*** Data listing Section Begins ***

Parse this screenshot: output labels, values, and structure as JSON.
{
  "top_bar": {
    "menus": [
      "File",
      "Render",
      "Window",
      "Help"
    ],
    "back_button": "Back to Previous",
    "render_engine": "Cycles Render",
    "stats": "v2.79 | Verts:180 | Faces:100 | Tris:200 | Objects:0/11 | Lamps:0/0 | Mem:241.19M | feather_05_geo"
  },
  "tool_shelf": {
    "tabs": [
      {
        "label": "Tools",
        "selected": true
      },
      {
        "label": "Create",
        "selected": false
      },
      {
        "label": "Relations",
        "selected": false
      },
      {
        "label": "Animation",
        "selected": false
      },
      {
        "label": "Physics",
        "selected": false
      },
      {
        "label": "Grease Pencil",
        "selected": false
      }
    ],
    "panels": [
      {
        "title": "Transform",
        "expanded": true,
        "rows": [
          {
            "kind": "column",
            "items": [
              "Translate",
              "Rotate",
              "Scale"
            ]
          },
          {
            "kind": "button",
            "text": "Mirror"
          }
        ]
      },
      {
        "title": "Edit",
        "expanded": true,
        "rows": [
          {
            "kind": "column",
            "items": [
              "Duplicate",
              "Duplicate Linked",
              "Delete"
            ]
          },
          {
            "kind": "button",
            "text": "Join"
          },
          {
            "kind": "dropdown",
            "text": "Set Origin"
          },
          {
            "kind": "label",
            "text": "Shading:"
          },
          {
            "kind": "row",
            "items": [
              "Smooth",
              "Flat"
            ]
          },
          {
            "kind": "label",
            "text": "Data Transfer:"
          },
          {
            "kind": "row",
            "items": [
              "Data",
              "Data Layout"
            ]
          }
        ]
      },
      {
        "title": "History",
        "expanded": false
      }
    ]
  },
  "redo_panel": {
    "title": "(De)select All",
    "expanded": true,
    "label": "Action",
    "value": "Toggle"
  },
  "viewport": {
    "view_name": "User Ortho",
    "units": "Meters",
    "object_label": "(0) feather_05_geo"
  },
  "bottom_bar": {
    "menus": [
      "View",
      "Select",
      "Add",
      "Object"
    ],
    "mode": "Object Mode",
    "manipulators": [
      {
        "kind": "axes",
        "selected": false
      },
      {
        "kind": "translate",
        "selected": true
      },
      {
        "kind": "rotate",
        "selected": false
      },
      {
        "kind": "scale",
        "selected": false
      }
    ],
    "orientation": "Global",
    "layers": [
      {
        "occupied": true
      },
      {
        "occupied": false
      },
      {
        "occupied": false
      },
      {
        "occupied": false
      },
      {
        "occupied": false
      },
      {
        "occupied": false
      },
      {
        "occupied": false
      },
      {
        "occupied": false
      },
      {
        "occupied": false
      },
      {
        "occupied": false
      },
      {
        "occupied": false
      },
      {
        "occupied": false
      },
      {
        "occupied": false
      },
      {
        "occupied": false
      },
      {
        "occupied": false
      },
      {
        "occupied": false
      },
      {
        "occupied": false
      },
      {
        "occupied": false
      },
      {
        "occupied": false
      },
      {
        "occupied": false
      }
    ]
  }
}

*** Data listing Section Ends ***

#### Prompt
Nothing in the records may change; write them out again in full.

#### Your response
Parse this screenshot: output labels, values, and structure as JSON.
{
  "top_bar": {
    "menus": [
      "File",
      "Render",
      "Window",
      "Help"
    ],
    "back_button": "Back to Previous",
    "render_engine": "Cycles Render",
    "stats": "v2.79 | Verts:180 | Faces:100 | Tris:200 | Objects:0/11 | Lamps:0/0 | Mem:241.19M | feather_05_geo"
  },
  "tool_shelf": {
    "tabs": [
      {
        "label": "Tools",
        "selected": true
      },
      {
        "label": "Create",
        "selected": false
      },
      {
        "label": "Relations",
        "selected": false
      },
      {
        "label": "Animation",
        "selected": false
      },
      {
        "label": "Physics",
        "selected": false
      },
      {
        "label": "Grease Pencil",
        "selected": false
      }
    ],
    "panels": [
      {
        "title": "Transform",
        "expanded": true,
        "rows": [
          {
            "kind": "column",
            "items": [
              "Translate",
              "Rotate",
              "Scale"
            ]
          },
          {
            "kind": "button",
            "text": "Mirror"
          }
        ]
      },
      {
        "title": "Edit",
        "expanded": true,
        "rows": [
          {
            "kind": "column",
            "items": [
              "Duplicate",
              "Duplicate Linked",
              "Delete"
            ]
          },
          {
            "kind": "button",
            "text": "Join"
          },
          {
            "kind": "dropdown",
            "text": "Set Origin"
          },
          {
            "kind": "label",
            "text": "Shading:"
          },
          {
            "kind": "row",
            "items": [
              "Smooth",
              "Flat"
            ]
          },
          {
            "kind": "label",
            "text": "Data Transfer:"
          },
          {
            "kind": "row",
            "items": [
              "Data",
              "Data Layout"
            ]
          }
        ]
      },
      {
        "title": "History",
        "expanded": false
      }
    ]
  },
  "redo_panel": {
    "title": "(De)select All",
    "expanded": true,
    "label": "Action",
    "value": "Toggle"
  },
  "viewport": {
    "view_name": "User Ortho",
    "units": "Meters",
    "object_label": "(0) feather_05_geo"
  },
  "bottom_bar": {
    "menus": [
      "View",
      "Select",
      "Add",
      "Object"
    ],
    "mode": "Object Mode",
    "manipulators": [
      {
        "kind": "axes",
        "selected": false
      },
      {
        "kind": "translate",
        "selected": true
      },
      {
        "kind": "rotate",
        "selected": false
      },
      {
        "kind": "scale",
        "selected": false
      }
    ],
    "orientation": "Global",
    "layers": [
      {
        "occupied": true
      },
      {
        "occupied": false
      },
      {
        "occupied": false
      },
      {
        "occupied": false
      },
      {
        "occupied": false
      },
      {
        "occupied": false
      },
      {
        "occupied": false
      },
      {
        "occupied": false
      },
      {
        "occupied": false
      },
      {
        "occupied": false
      },
      {
        "occupied": false
      },
      {
        "occupied": false
      },
      {
        "occupied": false
      },
      {
        "occupied": false
      },
      {
        "occupied": false
      },
      {
        "occupied": false
      },
      {
        "occupied": false
      },
      {
        "occupied": false
      },
      {
        "occupied": false
      },
      {
        "occupied": false
      }
    ]
  }
}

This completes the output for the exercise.